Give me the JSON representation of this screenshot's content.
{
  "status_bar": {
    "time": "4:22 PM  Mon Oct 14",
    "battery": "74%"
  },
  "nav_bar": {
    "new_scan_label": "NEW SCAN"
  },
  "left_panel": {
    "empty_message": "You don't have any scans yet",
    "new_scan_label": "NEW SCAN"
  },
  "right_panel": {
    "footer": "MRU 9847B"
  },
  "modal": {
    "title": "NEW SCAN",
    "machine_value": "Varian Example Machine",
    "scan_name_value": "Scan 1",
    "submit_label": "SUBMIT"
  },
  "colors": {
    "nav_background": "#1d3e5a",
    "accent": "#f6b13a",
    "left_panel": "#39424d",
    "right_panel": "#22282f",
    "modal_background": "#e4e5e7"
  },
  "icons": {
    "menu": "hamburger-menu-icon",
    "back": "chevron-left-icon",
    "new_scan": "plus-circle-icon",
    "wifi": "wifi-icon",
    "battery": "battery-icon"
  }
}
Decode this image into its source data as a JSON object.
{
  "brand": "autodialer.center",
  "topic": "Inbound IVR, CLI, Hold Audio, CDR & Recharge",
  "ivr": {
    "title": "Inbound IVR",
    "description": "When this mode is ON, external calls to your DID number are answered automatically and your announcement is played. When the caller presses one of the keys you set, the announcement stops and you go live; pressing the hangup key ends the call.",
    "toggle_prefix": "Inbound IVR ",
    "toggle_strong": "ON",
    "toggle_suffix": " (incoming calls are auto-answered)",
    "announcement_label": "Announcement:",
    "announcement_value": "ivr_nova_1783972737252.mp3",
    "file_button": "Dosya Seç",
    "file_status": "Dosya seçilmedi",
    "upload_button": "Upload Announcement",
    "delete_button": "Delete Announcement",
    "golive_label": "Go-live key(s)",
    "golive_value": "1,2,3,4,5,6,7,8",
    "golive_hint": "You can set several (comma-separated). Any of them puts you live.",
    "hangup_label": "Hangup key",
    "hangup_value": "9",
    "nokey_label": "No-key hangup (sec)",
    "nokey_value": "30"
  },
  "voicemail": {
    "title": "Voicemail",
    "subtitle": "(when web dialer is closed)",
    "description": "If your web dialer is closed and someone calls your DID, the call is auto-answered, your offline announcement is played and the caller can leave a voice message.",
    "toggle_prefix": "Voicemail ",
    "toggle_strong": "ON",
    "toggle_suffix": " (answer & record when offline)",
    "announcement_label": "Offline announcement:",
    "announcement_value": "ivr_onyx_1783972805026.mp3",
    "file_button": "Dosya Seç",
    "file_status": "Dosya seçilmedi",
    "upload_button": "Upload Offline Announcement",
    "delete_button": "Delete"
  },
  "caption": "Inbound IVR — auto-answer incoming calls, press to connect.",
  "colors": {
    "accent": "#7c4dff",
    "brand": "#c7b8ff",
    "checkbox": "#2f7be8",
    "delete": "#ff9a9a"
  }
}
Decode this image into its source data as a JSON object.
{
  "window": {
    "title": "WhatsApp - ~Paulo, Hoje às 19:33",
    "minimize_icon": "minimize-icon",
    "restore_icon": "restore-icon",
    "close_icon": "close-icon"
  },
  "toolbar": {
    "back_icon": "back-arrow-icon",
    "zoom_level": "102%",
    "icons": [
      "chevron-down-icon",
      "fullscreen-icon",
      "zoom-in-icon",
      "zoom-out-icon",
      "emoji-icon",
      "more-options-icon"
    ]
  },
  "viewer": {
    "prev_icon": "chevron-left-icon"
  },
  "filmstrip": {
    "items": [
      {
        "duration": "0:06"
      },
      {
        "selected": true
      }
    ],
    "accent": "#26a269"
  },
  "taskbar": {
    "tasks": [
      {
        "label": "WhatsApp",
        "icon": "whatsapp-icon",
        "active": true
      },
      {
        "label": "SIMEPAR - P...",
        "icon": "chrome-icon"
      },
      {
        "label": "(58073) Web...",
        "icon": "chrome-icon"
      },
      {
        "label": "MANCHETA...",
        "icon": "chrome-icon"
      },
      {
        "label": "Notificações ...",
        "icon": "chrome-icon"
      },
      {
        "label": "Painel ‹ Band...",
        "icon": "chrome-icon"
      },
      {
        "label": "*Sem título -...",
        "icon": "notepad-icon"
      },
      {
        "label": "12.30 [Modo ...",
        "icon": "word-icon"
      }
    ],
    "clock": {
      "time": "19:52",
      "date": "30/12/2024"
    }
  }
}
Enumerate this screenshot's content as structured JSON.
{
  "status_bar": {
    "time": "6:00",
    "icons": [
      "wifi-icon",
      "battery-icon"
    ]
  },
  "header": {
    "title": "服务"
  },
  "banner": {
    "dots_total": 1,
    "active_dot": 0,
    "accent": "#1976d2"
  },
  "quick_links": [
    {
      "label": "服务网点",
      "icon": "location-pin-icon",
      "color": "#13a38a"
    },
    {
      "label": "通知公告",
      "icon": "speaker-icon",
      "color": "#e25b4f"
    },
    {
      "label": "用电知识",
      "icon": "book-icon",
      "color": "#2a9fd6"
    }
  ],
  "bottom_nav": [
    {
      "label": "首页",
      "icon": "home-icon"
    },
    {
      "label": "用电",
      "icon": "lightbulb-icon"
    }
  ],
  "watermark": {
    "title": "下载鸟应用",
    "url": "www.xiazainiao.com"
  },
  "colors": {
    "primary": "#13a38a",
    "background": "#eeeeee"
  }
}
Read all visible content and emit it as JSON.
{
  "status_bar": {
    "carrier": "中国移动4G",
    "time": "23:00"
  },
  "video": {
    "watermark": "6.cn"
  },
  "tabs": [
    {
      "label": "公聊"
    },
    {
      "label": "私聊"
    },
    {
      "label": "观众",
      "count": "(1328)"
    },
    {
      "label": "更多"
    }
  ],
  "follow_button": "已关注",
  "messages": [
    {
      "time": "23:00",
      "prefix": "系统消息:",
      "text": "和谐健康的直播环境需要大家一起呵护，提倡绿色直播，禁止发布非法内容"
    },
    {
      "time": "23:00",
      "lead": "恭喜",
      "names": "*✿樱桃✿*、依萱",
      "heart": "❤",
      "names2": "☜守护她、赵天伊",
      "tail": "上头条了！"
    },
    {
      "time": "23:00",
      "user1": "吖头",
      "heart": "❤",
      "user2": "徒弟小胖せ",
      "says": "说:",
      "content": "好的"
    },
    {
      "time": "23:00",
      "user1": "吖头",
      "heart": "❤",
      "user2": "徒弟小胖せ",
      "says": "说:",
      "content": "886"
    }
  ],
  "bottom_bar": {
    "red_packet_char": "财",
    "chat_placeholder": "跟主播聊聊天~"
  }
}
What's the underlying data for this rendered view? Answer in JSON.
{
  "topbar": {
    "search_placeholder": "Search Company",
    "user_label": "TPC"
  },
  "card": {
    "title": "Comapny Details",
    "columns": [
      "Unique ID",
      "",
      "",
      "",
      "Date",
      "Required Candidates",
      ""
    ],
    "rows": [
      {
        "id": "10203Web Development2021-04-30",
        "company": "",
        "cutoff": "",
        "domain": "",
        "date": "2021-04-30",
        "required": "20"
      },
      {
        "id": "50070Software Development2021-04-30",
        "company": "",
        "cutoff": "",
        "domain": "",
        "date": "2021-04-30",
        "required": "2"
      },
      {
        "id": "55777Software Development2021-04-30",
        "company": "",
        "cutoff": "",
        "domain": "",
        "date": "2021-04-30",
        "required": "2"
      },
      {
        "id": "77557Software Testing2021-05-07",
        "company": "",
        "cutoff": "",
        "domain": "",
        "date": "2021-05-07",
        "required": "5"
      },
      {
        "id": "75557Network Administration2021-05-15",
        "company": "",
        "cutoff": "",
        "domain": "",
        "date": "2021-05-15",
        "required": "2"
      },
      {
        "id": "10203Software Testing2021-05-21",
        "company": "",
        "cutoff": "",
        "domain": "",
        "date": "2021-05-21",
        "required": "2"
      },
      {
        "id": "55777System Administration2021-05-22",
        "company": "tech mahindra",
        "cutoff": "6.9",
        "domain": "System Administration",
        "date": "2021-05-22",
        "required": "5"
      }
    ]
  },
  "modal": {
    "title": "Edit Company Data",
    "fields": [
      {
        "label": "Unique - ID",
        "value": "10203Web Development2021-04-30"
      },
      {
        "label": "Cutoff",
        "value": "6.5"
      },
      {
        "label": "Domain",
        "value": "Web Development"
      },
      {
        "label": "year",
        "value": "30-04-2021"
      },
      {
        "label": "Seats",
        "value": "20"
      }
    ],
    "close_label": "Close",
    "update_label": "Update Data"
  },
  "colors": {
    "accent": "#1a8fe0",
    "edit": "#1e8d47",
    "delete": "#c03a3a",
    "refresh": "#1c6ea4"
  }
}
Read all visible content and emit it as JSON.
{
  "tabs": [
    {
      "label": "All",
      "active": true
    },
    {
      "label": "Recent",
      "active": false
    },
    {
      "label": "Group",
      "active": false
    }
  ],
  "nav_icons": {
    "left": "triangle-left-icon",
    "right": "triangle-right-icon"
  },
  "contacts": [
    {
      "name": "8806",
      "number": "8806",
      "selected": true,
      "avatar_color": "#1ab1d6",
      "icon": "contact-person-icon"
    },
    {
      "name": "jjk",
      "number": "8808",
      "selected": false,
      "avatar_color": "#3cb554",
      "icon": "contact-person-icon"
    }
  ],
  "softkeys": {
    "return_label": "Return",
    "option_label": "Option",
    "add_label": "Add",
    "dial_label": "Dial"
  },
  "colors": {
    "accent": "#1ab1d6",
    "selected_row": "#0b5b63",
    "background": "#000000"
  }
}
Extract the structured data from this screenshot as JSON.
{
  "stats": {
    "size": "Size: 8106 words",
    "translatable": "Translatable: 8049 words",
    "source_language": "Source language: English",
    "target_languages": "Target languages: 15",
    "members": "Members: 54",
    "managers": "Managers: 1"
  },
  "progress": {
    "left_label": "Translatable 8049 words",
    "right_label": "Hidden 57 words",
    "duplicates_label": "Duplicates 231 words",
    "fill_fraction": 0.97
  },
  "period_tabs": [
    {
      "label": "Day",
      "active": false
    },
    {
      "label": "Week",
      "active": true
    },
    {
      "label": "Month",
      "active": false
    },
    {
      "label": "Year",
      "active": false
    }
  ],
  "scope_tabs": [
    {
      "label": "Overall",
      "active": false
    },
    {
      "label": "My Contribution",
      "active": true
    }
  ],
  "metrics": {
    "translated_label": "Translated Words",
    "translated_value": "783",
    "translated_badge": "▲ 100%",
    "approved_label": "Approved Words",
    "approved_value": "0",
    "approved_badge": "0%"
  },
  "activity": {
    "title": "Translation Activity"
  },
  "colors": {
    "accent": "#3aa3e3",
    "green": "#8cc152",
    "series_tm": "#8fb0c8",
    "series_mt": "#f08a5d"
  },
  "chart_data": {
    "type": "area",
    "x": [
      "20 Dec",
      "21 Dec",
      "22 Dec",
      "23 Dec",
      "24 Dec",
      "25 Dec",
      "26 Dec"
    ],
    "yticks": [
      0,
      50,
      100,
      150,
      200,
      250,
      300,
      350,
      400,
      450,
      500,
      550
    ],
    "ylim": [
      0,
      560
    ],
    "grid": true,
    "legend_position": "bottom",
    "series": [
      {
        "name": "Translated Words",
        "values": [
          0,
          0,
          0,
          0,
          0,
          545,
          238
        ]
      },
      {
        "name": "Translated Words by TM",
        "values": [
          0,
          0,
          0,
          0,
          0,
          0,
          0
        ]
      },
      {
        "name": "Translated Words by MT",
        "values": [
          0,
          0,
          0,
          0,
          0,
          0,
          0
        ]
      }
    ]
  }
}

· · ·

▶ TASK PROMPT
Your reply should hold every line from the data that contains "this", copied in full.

▶ ANSWER SPACE
Give me the JSON representation of this screenshot's content.
Decode this image into its source data as a JSON object.
    "description": "When this mode is ON, external calls to your DID number are answered automatically and your announcement is played. When the caller presses one of the keys you set, the announcement stops and you go live; pressing the hangup key ends the call.",
Decode this image into its source data as a JSON object.
Enumerate this screenshot's content as structured JSON.
What's the underlying data for this rendered view? Answer in JSON.
Extract the structured data from this screenshot as JSON.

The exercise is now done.